ACTIVITY >> Every line below needs to be reproduced exactly.

════════════════════

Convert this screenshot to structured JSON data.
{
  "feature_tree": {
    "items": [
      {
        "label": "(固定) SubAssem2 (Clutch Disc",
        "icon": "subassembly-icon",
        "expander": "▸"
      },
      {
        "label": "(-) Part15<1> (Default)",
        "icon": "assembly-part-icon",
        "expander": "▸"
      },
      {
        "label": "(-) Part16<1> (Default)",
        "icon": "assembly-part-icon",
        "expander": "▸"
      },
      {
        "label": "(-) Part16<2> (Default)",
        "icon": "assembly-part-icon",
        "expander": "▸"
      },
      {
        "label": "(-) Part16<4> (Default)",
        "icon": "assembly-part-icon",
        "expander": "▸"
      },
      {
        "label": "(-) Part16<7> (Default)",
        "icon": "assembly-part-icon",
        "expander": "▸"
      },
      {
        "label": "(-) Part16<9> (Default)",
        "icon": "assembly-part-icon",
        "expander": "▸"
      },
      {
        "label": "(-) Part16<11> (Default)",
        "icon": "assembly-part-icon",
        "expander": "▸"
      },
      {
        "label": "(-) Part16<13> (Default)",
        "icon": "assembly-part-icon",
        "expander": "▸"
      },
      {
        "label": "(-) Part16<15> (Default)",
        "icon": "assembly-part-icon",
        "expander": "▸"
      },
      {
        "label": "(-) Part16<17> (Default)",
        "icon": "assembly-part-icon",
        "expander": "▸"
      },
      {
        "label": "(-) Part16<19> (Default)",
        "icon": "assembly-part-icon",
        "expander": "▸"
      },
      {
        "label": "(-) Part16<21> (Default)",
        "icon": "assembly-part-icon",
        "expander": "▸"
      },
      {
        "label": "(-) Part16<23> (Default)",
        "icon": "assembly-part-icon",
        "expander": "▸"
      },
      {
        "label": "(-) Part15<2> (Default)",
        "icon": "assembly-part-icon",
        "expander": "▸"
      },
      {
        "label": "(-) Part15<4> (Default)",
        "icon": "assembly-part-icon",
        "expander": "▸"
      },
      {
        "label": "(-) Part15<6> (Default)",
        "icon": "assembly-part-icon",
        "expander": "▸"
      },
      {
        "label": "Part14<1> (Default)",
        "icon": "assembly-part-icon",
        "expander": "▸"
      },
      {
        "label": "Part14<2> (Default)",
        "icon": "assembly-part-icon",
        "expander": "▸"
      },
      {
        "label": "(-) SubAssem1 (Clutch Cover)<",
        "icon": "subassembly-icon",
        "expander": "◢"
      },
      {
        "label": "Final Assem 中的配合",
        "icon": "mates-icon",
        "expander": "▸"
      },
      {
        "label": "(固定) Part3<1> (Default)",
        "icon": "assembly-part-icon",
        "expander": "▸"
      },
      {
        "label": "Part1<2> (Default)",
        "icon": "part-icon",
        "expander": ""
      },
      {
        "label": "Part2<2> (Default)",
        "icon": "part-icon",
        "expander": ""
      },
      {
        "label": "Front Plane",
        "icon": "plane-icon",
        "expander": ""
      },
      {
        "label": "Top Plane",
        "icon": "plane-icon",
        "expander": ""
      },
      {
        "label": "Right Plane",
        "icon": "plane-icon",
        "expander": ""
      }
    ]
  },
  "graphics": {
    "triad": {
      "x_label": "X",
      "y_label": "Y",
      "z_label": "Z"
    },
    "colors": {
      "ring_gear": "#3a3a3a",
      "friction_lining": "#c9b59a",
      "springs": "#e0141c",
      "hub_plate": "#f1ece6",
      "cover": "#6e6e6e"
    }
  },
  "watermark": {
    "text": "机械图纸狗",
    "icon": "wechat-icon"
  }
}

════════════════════

OUTPUT OF THE EXERCISE >>
Convert this screenshot to structured JSON data.
{
  "feature_tree": {
    "items": [
      {
        "label": "(固定) SubAssem2 (Clutch Disc",
        "icon": "subassembly-icon",
        "expander": "▸"
      },
      {
        "label": "(-) Part15<1> (Default)",
        "icon": "assembly-part-icon",
        "expander": "▸"
      },
      {
        "label": "(-) Part16<1> (Default)",
        "icon": "assembly-part-icon",
        "expander": "▸"
      },
      {
        "label": "(-) Part16<2> (Default)",
        "icon": "assembly-part-icon",
        "expander": "▸"
      },
      {
        "label": "(-) Part16<4> (Default)",
        "icon": "assembly-part-icon",
        "expander": "▸"
      },
      {
        "label": "(-) Part16<7> (Default)",
        "icon": "assembly-part-icon",
        "expander": "▸"
      },
      {
        "label": "(-) Part16<9> (Default)",
        "icon": "assembly-part-icon",
        "expander": "▸"
      },
      {
        "label": "(-) Part16<11> (Default)",
        "icon": "assembly-part-icon",
        "expander": "▸"
      },
      {
        "label": "(-) Part16<13> (Default)",
        "icon": "assembly-part-icon",
        "expander": "▸"
      },
      {
        "label": "(-) Part16<15> (Default)",
        "icon": "assembly-part-icon",
        "expander": "▸"
      },
      {
        "label": "(-) Part16<17> (Default)",
        "icon": "assembly-part-icon",
        "expander": "▸"
      },
      {
        "label": "(-) Part16<19> (Default)",
        "icon": "assembly-part-icon",
        "expander": "▸"
      },
      {
        "label": "(-) Part16<21> (Default)",
        "icon": "assembly-part-icon",
        "expander": "▸"
      },
      {
        "label": "(-) Part16<23> (Default)",
        "icon": "assembly-part-icon",
        "expander": "▸"
      },
      {
        "label": "(-) Part15<2> (Default)",
        "icon": "assembly-part-icon",
        "expander": "▸"
      },
      {
        "label": "(-) Part15<4> (Default)",
        "icon": "assembly-part-icon",
        "expander": "▸"
      },
      {
        "label": "(-) Part15<6> (Default)",
        "icon": "assembly-part-icon",
        "expander": "▸"
      },
      {
        "label": "Part14<1> (Default)",
        "icon": "assembly-part-icon",
        "expander": "▸"
      },
      {
        "label": "Part14<2> (Default)",
        "icon": "assembly-part-icon",
        "expander": "▸"
      },
      {
        "label": "(-) SubAssem1 (Clutch Cover)<",
        "icon": "subassembly-icon",
        "expander": "◢"
      },
      {
        "label": "Final Assem 中的配合",
        "icon": "mates-icon",
        "expander": "▸"
      },
      {
        "label": "(固定) Part3<1> (Default)",
        "icon": "assembly-part-icon",
        "expander": "▸"
      },
      {
        "label": "Part1<2> (Default)",
        "icon": "part-icon",
        "expander": ""
      },
      {
        "label": "Part2<2> (Default)",
        "icon": "part-icon",
        "expander": ""
      },
      {
        "label": "Front Plane",
        "icon": "plane-icon",
        "expander": ""
      },
      {
        "label": "Top Plane",
        "icon": "plane-icon",
        "expander": ""
      },
      {
        "label": "Right Plane",
        "icon": "plane-icon",
        "expander": ""
      }
    ]
  },
  "graphics": {
    "triad": {
      "x_label": "X",
      "y_label": "Y",
      "z_label": "Z"
    },
    "colors": {
      "ring_gear": "#3a3a3a",
      "friction_lining": "#c9b59a",
      "springs": "#e0141c",
      "hub_plate": "#f1ece6",
      "cover": "#6e6e6e"
    }
  },
  "watermark": {
    "text": "机械图纸狗",
    "icon": "wechat-icon"
  }
}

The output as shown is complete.